Can cycling improve mental health in old age?
Release Date 11 May 2015
The University of Reading is asking for the local community's help for a study which will examine the mental health benefits for older people who regularly cycle.
Cycling is known to be very important for older people - not only as a positive effect on their health but as a potential way of retaining a sense of independence. However while cycling accounts for 23% of all journeys for people aged 65 and older in the Netherlands, 15% in Denmark and 9% in Germany, it represents only 1% all journeys in the UK.
The research team is looking for volunteers over the age of 50 who are not regular cyclists to take part in an eight week study. First, participants will be interviewed on the role of cycling, however limited, in their lives. The interview may then be followed up by a visit to the University to complete well-being questionnaires and conduct a series of computerised cognitive tasks which assess memory, attention and speed of thinking.
They will then be asked to cycle for half an hour, three times a week, before conducting the same tests after the eight week period. This will provide researchers with important feedback on the mental health benefits of cycling.
The study, which began last year, has yielded some interesting feedback but the researchers now need a second wave of volunteers to continue their work.
Dr Carien Van Reekum, from the University of Reading's Department of Psychology, said:
"Our current research focuses on cognitive and emotional changes when people get older, and how these changes impact on well-being. A number of recent studies have shown that regular physical exercise is one of the key factors in maintaining, or even improving, thinking and reasoning in older age.
"The team is focusing on whether incorporating cycling into everyday chores, such as getting from home to work or the shops, may positively contribute to having good mental health in older age. Feedback from our first wave of volunteers suggests all participants benefited from being involved in the trial, with most continuing to cycle even after completing the project with us. This an excellent opportunity for local people to rediscover the joys and benefits of cycling while contributing to the next phase of this important study."
Reading is one of four areas in the UK that will benefit from the three year project which being funded from a share of a £1.2 million grant from three UK research councils.

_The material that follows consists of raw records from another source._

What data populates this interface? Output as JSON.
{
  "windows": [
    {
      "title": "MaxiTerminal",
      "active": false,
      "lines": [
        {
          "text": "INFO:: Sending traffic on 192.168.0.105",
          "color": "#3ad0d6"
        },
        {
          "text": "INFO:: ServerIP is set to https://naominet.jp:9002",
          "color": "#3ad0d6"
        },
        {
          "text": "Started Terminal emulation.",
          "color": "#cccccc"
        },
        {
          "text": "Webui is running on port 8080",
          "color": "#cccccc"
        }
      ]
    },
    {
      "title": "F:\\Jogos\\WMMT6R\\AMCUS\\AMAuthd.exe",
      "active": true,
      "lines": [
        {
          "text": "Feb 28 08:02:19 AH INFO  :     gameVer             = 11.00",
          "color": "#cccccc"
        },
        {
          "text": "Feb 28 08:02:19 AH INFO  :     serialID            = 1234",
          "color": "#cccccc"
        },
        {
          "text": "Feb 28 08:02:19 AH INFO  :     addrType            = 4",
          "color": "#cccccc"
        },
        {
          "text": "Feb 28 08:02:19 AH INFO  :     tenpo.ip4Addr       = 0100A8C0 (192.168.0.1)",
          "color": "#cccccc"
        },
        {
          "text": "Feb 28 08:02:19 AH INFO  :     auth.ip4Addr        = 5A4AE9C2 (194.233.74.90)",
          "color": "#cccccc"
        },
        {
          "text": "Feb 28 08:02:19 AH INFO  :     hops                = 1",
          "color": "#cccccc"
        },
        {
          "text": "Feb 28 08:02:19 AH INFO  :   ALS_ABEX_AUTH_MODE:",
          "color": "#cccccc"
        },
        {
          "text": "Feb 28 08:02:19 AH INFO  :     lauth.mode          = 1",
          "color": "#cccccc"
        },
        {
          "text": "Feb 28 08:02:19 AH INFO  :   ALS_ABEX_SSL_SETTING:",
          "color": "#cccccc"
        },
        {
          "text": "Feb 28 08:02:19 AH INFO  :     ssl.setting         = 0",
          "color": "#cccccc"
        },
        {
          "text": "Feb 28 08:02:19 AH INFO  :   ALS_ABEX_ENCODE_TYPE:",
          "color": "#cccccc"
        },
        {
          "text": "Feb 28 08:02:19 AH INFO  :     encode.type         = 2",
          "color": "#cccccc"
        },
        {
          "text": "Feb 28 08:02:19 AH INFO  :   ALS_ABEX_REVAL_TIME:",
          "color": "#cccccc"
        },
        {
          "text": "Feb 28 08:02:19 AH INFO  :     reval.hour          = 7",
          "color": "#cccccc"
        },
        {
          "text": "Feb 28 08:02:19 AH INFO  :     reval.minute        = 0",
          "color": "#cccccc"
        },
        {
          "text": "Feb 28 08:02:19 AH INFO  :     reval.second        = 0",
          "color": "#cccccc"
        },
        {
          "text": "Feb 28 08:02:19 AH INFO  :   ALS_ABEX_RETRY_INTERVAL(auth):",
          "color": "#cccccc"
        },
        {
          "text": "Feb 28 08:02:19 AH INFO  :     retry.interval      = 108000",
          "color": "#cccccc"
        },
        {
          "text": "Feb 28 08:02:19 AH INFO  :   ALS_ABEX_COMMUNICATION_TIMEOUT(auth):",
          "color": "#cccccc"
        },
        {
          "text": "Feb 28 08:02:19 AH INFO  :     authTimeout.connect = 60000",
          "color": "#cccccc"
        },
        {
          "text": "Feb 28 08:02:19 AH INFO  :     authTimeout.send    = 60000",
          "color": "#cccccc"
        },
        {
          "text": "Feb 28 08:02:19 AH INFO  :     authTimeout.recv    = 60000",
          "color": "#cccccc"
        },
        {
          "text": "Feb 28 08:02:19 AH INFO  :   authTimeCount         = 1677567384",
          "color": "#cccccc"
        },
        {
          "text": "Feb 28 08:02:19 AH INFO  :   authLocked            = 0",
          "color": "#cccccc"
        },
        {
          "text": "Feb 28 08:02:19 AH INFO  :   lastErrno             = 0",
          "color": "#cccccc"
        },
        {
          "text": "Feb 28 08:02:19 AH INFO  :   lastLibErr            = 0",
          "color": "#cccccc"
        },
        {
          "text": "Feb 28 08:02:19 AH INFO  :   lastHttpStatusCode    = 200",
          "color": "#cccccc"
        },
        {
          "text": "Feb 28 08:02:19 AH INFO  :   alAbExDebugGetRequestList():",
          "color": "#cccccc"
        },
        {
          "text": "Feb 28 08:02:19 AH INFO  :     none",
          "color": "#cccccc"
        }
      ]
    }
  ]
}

Volunteers receive free cycle training and a free bike check. Participants will also have the opportunity to try a Raleigh electrically assisted bike.
To find out more or to volunteer visit the Cycleboom website